GRANT DETAILS & CONTACT INFORMATION
Smoke-Free New Hampshire Alliance
American Lung Association of New Hampshire (Bedford, NH)
Dates: June 2001 to May 2004
Other Cash and In-Kind Contributors to the Smoke-Free New Hampshire Alliance
- American Cancer Society, $285,000
- American Lung Association of New Hampshire, $75,000
- American Heart Association, $10,000
- Campaign for Tobacco-Free Kids, $40,000
- Campaign for Tobacco-Free Kids
- Gang of Four, $85,000 in print and other advertising

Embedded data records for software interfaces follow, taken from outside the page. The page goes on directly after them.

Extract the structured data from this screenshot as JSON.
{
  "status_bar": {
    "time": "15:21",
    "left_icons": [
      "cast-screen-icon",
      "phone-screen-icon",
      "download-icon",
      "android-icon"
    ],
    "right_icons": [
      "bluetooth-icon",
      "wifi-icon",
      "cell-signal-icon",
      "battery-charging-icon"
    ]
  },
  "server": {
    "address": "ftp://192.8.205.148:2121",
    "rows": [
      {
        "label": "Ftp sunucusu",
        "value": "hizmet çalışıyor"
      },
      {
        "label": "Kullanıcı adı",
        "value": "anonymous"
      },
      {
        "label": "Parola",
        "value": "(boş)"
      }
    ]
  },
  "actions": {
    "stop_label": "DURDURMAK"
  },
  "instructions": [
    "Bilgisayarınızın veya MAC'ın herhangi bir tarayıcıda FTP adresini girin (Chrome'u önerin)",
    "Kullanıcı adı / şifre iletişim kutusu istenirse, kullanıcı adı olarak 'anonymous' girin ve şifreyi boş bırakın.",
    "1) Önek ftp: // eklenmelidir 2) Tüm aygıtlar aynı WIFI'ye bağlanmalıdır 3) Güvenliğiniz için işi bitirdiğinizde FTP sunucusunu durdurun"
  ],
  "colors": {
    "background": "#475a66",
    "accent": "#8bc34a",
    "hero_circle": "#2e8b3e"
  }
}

(Current as of date of this report; as provided by grantee organization; not verified by RWJF; items not available from RWJF.)
Tastefully Tobacco Free: Guide to 100% Smoke-Free Dining in New Hampshire, Fourth Edition. Bedford, N.H.: Smoke-Free New Hampshire Alliance, 2002.
"New Hampshire Residents Strongly Support a $1 Tobacco Tax Increase!" Bedford, N.H.: Smoke-Free New Hampshire Alliance, 2002. (Fact sheet.)
"Economic Benefits of Smoke-Free Workplaces." Bedford, N.H.: Smoke-Free New Hampshire Alliance, 2002. (Fact sheet.)
New Hampshire Healthy Families Campaign: PolEcon Research Study. Bedford, N.H.: Smoke-Free New Hampshire Alliance, 2003.
"Create a Better Future for New Hampshire's Children Raise the Tobacco Tax." Bedford, N.H.: Smoke-Free New Hampshire Alliance, 2003. (Fact sheet.)
"Tobacco Tax and Cigarette Sales New England and New York." Bedford, N.H.: Smoke-Free New Hampshire Alliance, 2003. (Fact sheet.)
"University of New Hampshire Survey Center Poll Shows that New Hampshire Residents Favor a $1 Increase in the Tobacco Tax." Bedford, N.H.: Smoke-Free New Hampshire Alliance, 2003. (Fact sheet.)
Smoke-Free New Hampshire Alliance City of Keene Smoking Ordinance Survey, 2003. Bedford, N.H.: Smoke-Free New Hampshire Alliance, 2003.
Legislative Report Card. Bedford, N.H.: Smoke-Free New Hampshire Alliance, 2003.
"The Fiscal and Economic Impacts of Increasing the Tobacco Tax in New Hampshire," PolEcon Research, fielded 2003.
"Smoke-Free New Hampshire Alliance City of Keene Smoking Ordinance Survey," The Survey Center of the University of New Hampshire, fielded January 2003.
"Smoke-Free New Hampshire Indoor Air Survey," The Survey Center of the University of New Hampshire, fielded March 2004.
World Wide Web Sites
www.smokefreenh.org, no longer active, included information on the Smoke-Free New Hampshire Alliance, its partners, its activities and tobacco-related issues. Bedford, N.H.: Smoke-Free New Hampshire Alliance, 2002.
Report prepared by: Karin Gillespie
Reviewed by: Lori De Milto
Reviewed by: Molly McKaughan
Program Officer: Karen Gerlach
Program Officer: Michelle Larkin